◆ Task goal
Wherever a line in the records contains the word "lever", return that line.

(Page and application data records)
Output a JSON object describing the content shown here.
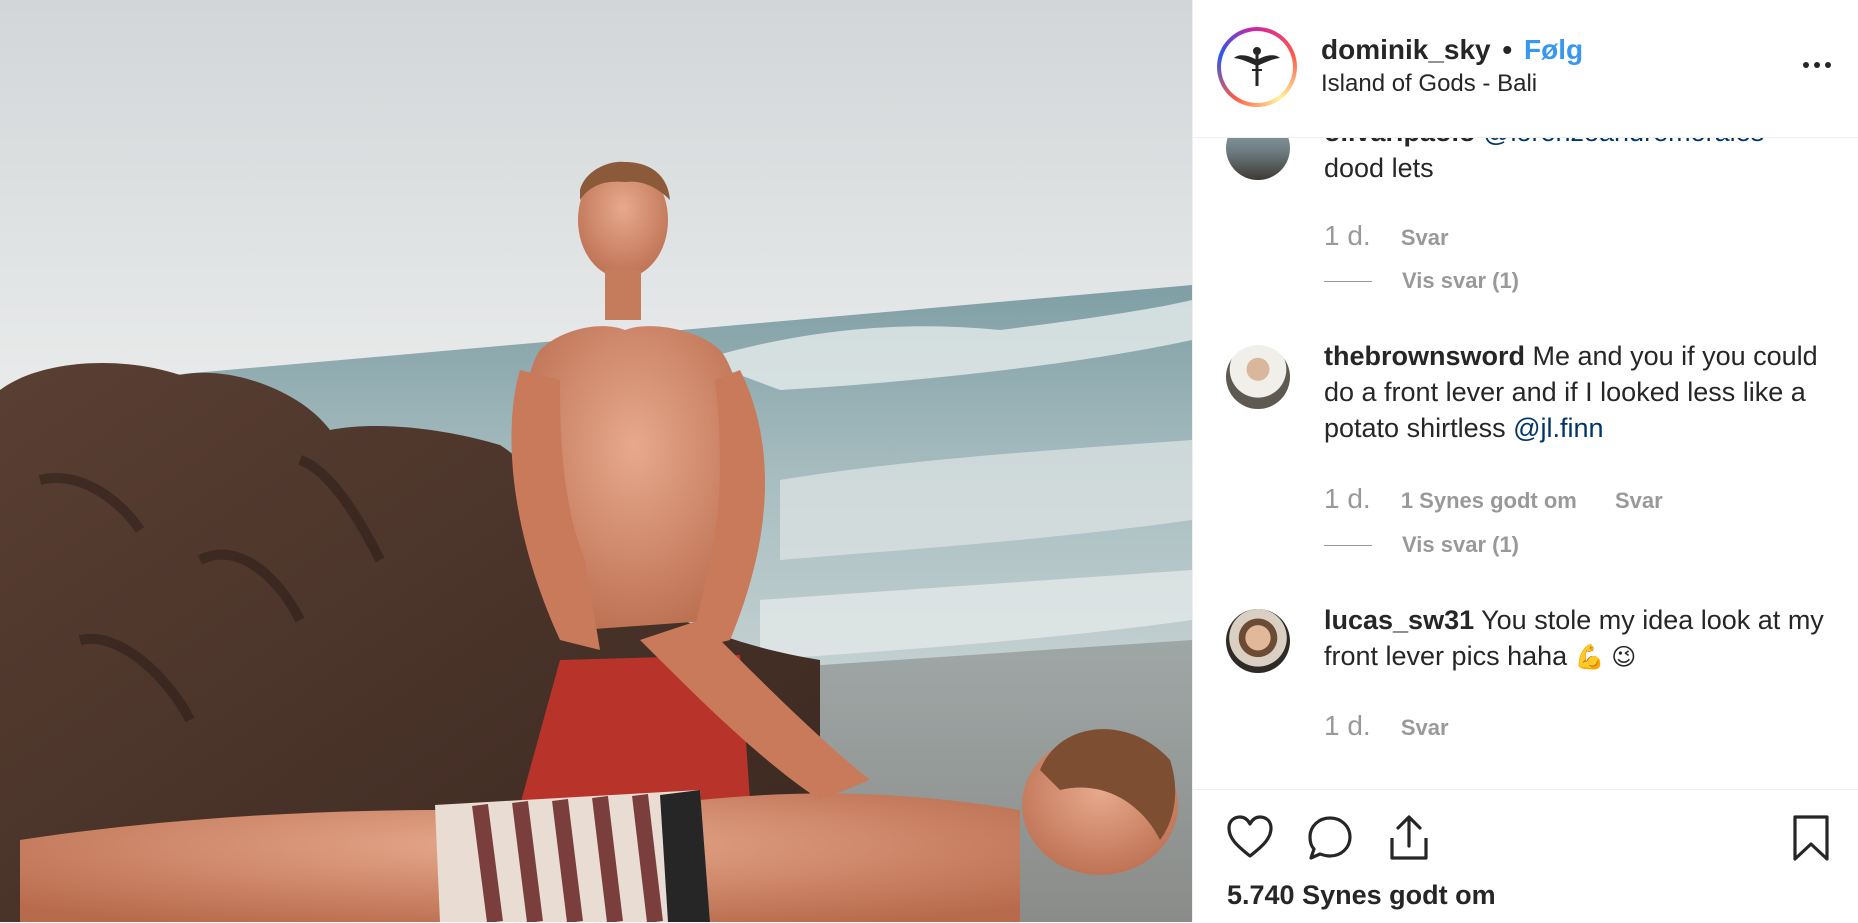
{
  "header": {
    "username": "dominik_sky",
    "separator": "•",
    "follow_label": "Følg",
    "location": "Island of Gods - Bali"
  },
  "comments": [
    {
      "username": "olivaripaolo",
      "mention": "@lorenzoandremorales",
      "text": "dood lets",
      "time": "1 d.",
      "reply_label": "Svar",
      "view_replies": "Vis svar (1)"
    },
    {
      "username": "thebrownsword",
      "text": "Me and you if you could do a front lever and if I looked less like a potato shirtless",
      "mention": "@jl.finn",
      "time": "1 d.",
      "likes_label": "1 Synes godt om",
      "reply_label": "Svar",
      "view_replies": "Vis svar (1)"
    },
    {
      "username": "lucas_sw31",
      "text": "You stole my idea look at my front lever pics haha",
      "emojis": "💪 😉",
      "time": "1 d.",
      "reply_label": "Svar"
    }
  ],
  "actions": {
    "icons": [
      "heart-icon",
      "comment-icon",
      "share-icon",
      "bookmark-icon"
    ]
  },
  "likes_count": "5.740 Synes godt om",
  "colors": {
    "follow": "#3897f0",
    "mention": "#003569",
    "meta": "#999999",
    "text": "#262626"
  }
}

◆ Exercise solution
      "text": "Me and you if you could do a front lever and if I looked less like a potato shirtless",
      "text": "You stole my idea look at my front lever pics haha",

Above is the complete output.